But Ouranos was a jealous God, and he refused to let these beings be born into the cosmos. Just as he had risen out from the earth, so too would they in order to be born, for the Earth was their mother. Ge trembled and bore her burden, but was pained by what Ouranos had done, and then she spoke to her children. She went to all her children, and of the males she asked for aid, but of them, only Kronos was brave enough to face his father. It would be a shameful deed, but one that must be done if the world was to change.

As always, Ouranos would come to Ge at night fall, his dark veil falling over the earth. As he came to her to bed her once again, he was attacked by Kronos, and in this he used the sickle Ge had provided to sever him from Ge forever. He took Ouranos’ balls, his potency, his manhood, and flung it into the Pontus (Which was the primordial sea, child of Ge) with this the Titans were able to emerge into the world, and with them the world would change forever.

In the Pontus, however, the genitals of Ouranos floated, and about them was a foam formed which drifted about until it came close to the island of Kypros (one of Aphrodite’s many titles is Kyprogenes) where she was met by the Horai (the hours or seasons) and upon setting foot on the island, grass grew below her feet.

The holy island of Cyprus is her birthplace.

I am reminded by this myth that the motions of the Gods are often easily traced by their myths. We find in this region that the Eastern goddess Astarte was very much like Aphrodite, another interpretation of her, who married the vegetation god Adonis, who Aphrodite would also become linked later. But I am also reminded that, in ancient times, and sometimes even in our own times and culture, sex and procreation can be a vicious cycle of violence for many.

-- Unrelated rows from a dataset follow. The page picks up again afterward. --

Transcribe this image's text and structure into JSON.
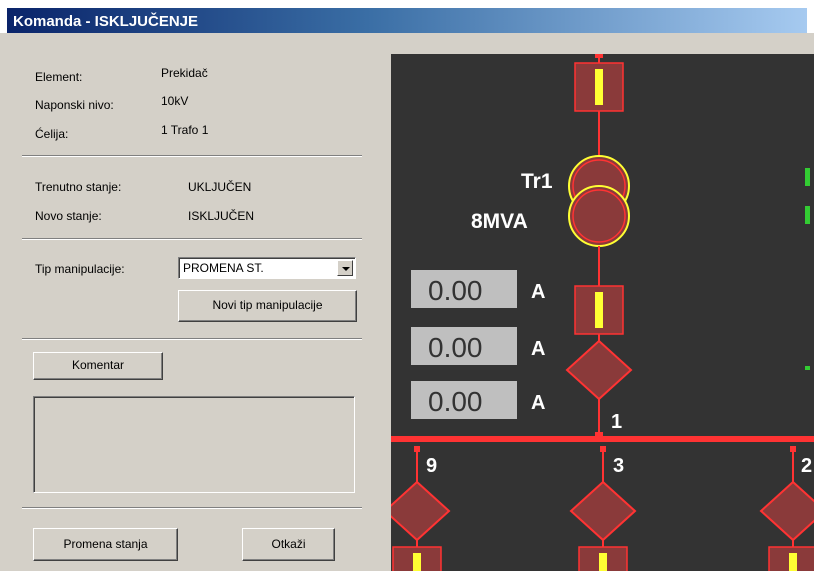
{
  "window": {
    "title": "Komanda - ISKLJUČENJE"
  },
  "info": {
    "element_label": "Element:",
    "element_value": "Prekidač",
    "voltage_label": "Naponski nivo:",
    "voltage_value": "10kV",
    "cell_label": "Ćelija:",
    "cell_value": "1 Trafo 1"
  },
  "state": {
    "current_label": "Trenutno stanje:",
    "current_value": "UKLJUČEN",
    "new_label": "Novo stanje:",
    "new_value": "ISKLJUČEN"
  },
  "manipulation": {
    "type_label": "Tip manipulacije:",
    "selected": "PROMENA ST.",
    "new_type_button": "Novi tip manipulacije"
  },
  "comment": {
    "button": "Komentar",
    "text": ""
  },
  "actions": {
    "change_state": "Promena stanja",
    "cancel": "Otkaži"
  },
  "scheme": {
    "transformer_name": "Tr1",
    "transformer_power": "8MVA",
    "currents": [
      {
        "value": "0.00",
        "unit": "A"
      },
      {
        "value": "0.00",
        "unit": "A"
      },
      {
        "value": "0.00",
        "unit": "A"
      }
    ],
    "busbar_label": "1",
    "feeders": [
      "9",
      "3",
      "2"
    ],
    "colors": {
      "background": "#333333",
      "energized": "#ff3333",
      "breaker_fill": "#8a3a3a",
      "switch_bar": "#ffff33"
    }
  }
}
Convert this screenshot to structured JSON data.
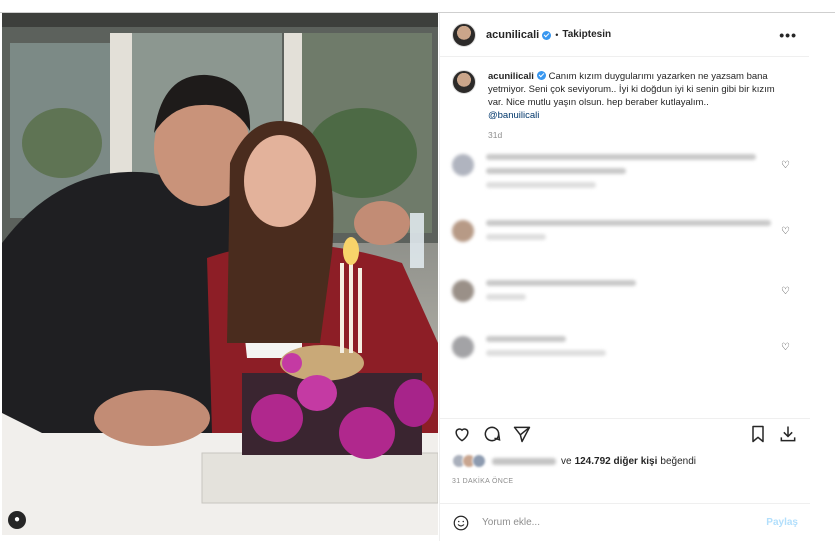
{
  "post": {
    "username": "acunilicali",
    "separator": "•",
    "follow_status": "Takiptesin",
    "more_label": "•••"
  },
  "caption": {
    "username": "acunilicali",
    "text": "Canım kızım duygularımı yazarken ne yazsam bana yetmiyor. Seni çok seviyorum.. İyi ki doğdun iyi ki senin gibi bir kızım var. Nice mutlu yaşın olsun. hep beraber kutlayalım..",
    "mention": "@banuilicali",
    "time": "31d"
  },
  "likes": {
    "prefix": "ve",
    "count": "124.792 diğer kişi",
    "suffix": "beğendi"
  },
  "posted_ago": "31 DAKİKA ÖNCE",
  "comment_box": {
    "placeholder": "Yorum ekle...",
    "share_label": "Paylaş"
  },
  "icons": {
    "like": "heart-icon",
    "comment": "comment-icon",
    "share": "paper-plane-icon",
    "save": "bookmark-icon",
    "download": "download-icon",
    "emoji": "emoji-icon"
  },
  "colors": {
    "verified": "#3897f0",
    "mention": "#00376b",
    "muted": "#8e8e8e",
    "share_disabled": "#b2dffc"
  }
}
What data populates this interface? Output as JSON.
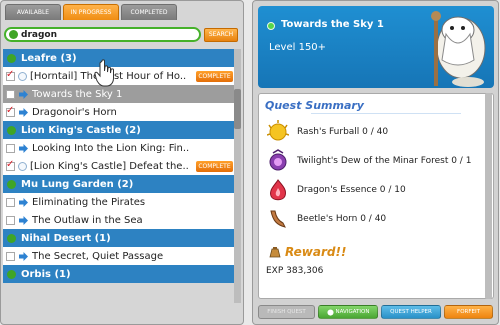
{
  "tabs": [
    {
      "label": "Available",
      "active": false
    },
    {
      "label": "In Progress",
      "active": true
    },
    {
      "label": "Completed",
      "active": false
    }
  ],
  "search": {
    "value": "dragon",
    "button_label": "Search"
  },
  "quest_list": [
    {
      "type": "header",
      "label": "Leafre (3)"
    },
    {
      "type": "quest",
      "label": "[Horntail] The Last Hour of Ho..",
      "checked": true,
      "complete": true,
      "icon": "radio"
    },
    {
      "type": "quest",
      "label": "Towards the Sky 1",
      "checked": false,
      "complete": false,
      "icon": "arrow",
      "selected": true
    },
    {
      "type": "quest",
      "label": "Dragonoir's Horn",
      "checked": true,
      "complete": false,
      "icon": "arrow"
    },
    {
      "type": "header",
      "label": "Lion King's Castle (2)"
    },
    {
      "type": "quest",
      "label": "Looking Into the Lion King: Fin..",
      "checked": false,
      "complete": false,
      "icon": "arrow"
    },
    {
      "type": "quest",
      "label": "[Lion King's Castle] Defeat the..",
      "checked": true,
      "complete": true,
      "icon": "radio"
    },
    {
      "type": "header",
      "label": "Mu Lung Garden (2)"
    },
    {
      "type": "quest",
      "label": "Eliminating the Pirates",
      "checked": false,
      "complete": false,
      "icon": "arrow"
    },
    {
      "type": "quest",
      "label": "The Outlaw in the Sea",
      "checked": false,
      "complete": false,
      "icon": "arrow"
    },
    {
      "type": "header",
      "label": "Nihal Desert (1)"
    },
    {
      "type": "quest",
      "label": "The Secret, Quiet Passage",
      "checked": false,
      "complete": false,
      "icon": "arrow"
    },
    {
      "type": "header",
      "label": "Orbis (1)"
    }
  ],
  "complete_badge": "Complete",
  "detail": {
    "title": "Towards the Sky 1",
    "level": "Level 150+",
    "summary_title": "Quest Summary",
    "items": [
      {
        "name": "Rash's Furball 0 / 40",
        "icon": "furball-icon"
      },
      {
        "name": "Twilight's Dew of the Minar Forest 0 / 1",
        "icon": "dew-icon"
      },
      {
        "name": "Dragon's Essence 0 / 10",
        "icon": "essence-icon"
      },
      {
        "name": "Beetle's Horn 0 / 40",
        "icon": "horn-icon"
      }
    ],
    "reward_title": "Reward!!",
    "exp": "EXP 383,306"
  },
  "buttons": {
    "finish": "Finish Quest",
    "navigation": "Navigation",
    "helper": "Quest Helper",
    "forfeit": "Forfeit"
  },
  "colors": {
    "header_blue": "#2d82c2",
    "accent_orange": "#f08d12",
    "search_green": "#45b12a",
    "detail_blue": "#1f8fd2"
  }
}
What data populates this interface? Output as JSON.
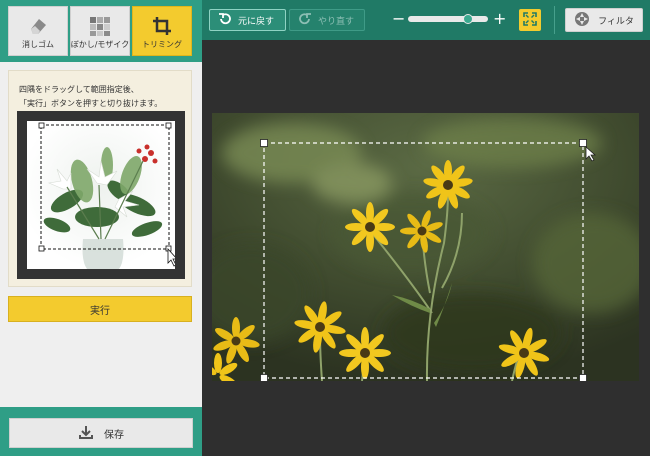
{
  "tools": [
    {
      "label": "消しゴム",
      "icon": "eraser-icon"
    },
    {
      "label": "ぼかし/モザイク",
      "icon": "mosaic-icon"
    },
    {
      "label": "トリミング",
      "icon": "crop-icon",
      "active": true
    }
  ],
  "help": {
    "line1": "四隅をドラッグして範囲指定後、",
    "line2": "「実行」ボタンを押すと切り抜けます。"
  },
  "execute_label": "実行",
  "save_label": "保存",
  "toolbar": {
    "undo_label": "元に戻す",
    "redo_label": "やり直す",
    "zoom_minus": "−",
    "zoom_plus": "+",
    "zoom_level": 0.75,
    "filter_label": "フィルタ"
  },
  "colors": {
    "accent": "#2f9e86",
    "topbar": "#207a66",
    "highlight": "#f3cb2e",
    "canvas": "#2f2f2f"
  }
}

Her birth, however, is one of purity, in spite of the violence that preceded it, and the Goddess herself is born pure of the sea foam and upon reaching the land, which is Ge, after all, her gift, and Ge’s reaction, is one of joy. Love was now in the world, and it wasn’t just an animal attraction, as might be inferred from Eros the primordial, but one that was giving and tender and which one could take joy in.

That Love would also lead to violence later seems far off here. The acts of Ouranos and Kronos were not based in love, even Ouranos’ marriage to Ge seems a forced one, after all Ge birthed him to be her spouse, he had no choice in the matter, and here is another echo of something long gone. An echo of a time when a mother chose the spouse of her son, no questions asked, no dissent allowed, and how man took that power away, castrating forever that man who would allow such a thing only to turn around and do it to women.

Myth is, if nothing else, about the echos of reality through time.


mamiel said...

You write a lot about Aphrodite. Do you consider yourself a devotee?

H├ęctor said...

Well, I realize I have not mentioned it in a while, but if you follow this blog from the beginning you will note that I am actually following a path of writing down ideas I get as I ponder and meditate on the Gods while focusing on a particular deity at a time based on a star I created for this purpose.

This is the image: HERE